§ **PROBLEM STATEMENT**
Your answer should be every line of the records that contains the word "DaLayer".

(Component data from apps and pages)
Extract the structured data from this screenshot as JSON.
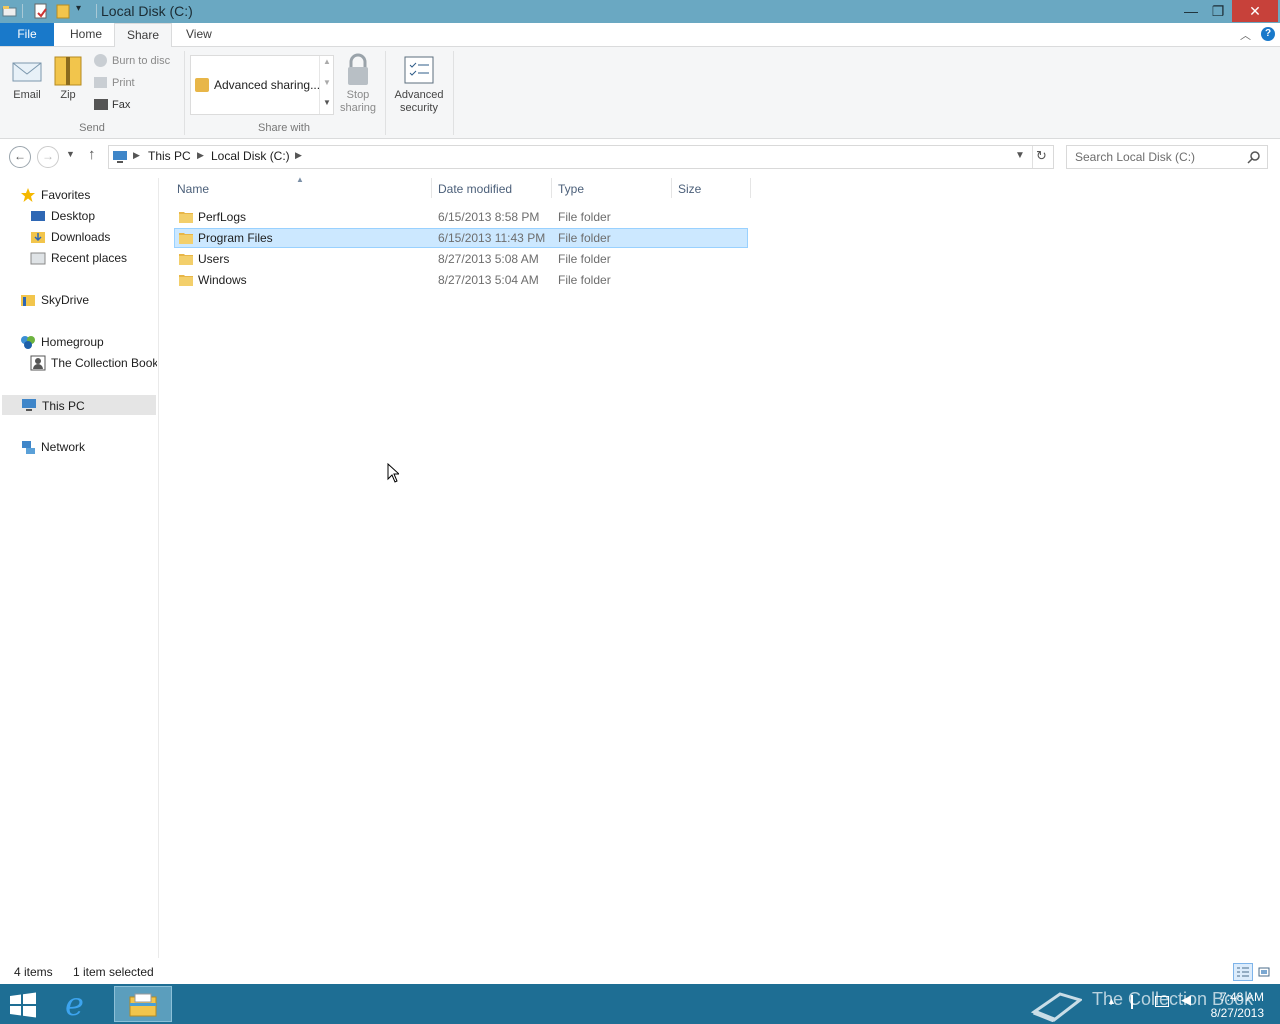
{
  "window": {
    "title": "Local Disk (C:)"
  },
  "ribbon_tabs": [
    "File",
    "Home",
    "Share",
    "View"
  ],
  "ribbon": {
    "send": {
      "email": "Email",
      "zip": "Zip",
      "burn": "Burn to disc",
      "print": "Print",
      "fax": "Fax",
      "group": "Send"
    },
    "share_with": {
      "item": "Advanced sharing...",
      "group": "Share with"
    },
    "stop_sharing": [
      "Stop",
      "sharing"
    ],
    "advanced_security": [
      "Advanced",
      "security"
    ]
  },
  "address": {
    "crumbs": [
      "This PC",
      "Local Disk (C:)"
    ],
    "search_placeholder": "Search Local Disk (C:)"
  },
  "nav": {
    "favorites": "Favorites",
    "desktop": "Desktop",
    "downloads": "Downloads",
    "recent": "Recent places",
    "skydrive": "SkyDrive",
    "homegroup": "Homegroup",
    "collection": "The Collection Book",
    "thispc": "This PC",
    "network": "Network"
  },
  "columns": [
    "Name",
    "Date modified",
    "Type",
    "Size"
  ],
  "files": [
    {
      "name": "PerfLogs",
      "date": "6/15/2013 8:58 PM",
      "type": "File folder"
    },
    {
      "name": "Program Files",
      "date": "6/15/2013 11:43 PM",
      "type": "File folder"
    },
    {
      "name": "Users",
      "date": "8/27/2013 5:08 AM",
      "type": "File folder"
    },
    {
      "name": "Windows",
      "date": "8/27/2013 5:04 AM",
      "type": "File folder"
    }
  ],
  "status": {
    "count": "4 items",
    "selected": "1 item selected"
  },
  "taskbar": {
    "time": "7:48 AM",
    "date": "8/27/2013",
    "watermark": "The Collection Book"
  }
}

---

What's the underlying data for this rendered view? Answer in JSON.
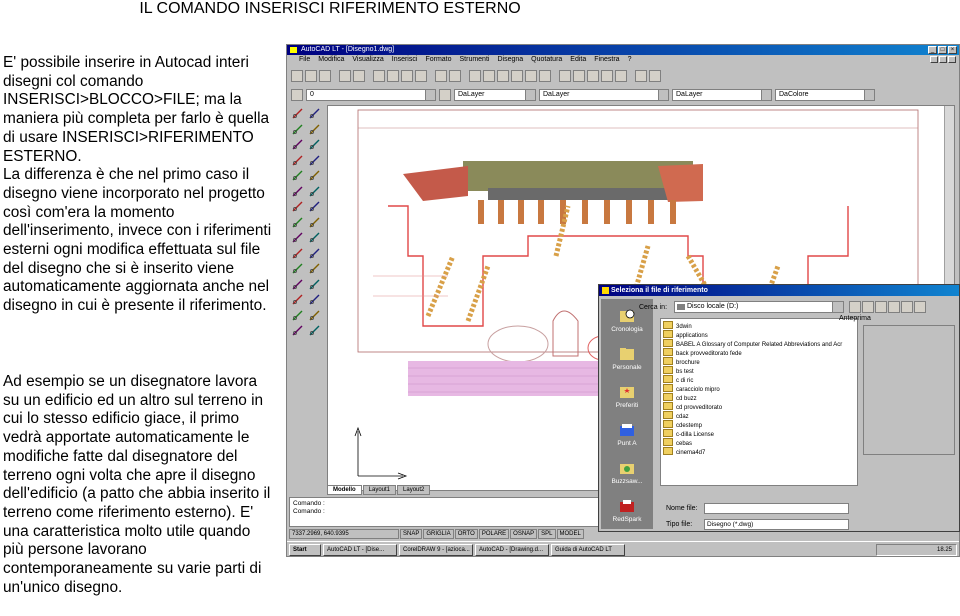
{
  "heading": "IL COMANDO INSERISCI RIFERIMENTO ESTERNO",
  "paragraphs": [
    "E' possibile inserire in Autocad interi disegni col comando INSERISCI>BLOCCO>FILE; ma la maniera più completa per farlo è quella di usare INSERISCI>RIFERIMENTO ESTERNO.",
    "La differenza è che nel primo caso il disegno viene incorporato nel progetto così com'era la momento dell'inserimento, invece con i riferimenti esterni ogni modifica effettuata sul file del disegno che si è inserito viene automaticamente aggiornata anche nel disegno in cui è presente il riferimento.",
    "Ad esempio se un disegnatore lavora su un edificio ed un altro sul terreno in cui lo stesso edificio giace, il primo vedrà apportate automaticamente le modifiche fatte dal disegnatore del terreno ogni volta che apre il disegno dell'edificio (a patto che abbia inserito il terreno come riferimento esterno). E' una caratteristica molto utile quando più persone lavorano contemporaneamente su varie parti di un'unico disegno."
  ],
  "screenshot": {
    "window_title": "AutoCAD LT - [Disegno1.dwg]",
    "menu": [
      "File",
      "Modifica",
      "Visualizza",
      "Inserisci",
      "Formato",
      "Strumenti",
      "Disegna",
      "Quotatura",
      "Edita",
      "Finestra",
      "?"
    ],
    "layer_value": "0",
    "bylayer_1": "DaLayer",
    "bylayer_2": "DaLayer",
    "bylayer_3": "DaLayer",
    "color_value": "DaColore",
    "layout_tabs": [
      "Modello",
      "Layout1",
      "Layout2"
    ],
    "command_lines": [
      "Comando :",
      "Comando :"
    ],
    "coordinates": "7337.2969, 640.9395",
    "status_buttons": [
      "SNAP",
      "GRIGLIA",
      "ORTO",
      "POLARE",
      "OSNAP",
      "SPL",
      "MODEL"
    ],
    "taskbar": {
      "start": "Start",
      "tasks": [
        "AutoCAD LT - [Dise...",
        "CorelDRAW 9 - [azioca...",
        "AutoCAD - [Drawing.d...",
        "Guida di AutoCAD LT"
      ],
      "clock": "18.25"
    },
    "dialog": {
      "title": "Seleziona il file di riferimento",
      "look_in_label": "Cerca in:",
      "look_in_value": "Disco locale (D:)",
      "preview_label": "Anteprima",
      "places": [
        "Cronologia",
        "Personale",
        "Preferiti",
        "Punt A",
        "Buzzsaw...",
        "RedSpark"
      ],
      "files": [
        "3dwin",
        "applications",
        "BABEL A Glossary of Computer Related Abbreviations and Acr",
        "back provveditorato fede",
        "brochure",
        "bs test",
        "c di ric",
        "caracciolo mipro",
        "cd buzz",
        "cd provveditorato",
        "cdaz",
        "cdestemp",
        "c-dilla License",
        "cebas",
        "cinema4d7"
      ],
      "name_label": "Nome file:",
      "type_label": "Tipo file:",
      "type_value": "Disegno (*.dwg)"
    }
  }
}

§ **RESPONSE TO THE EXERCISE**
    "bylayer_1": "DaLayer",
    "bylayer_2": "DaLayer",
    "bylayer_3": "DaLayer",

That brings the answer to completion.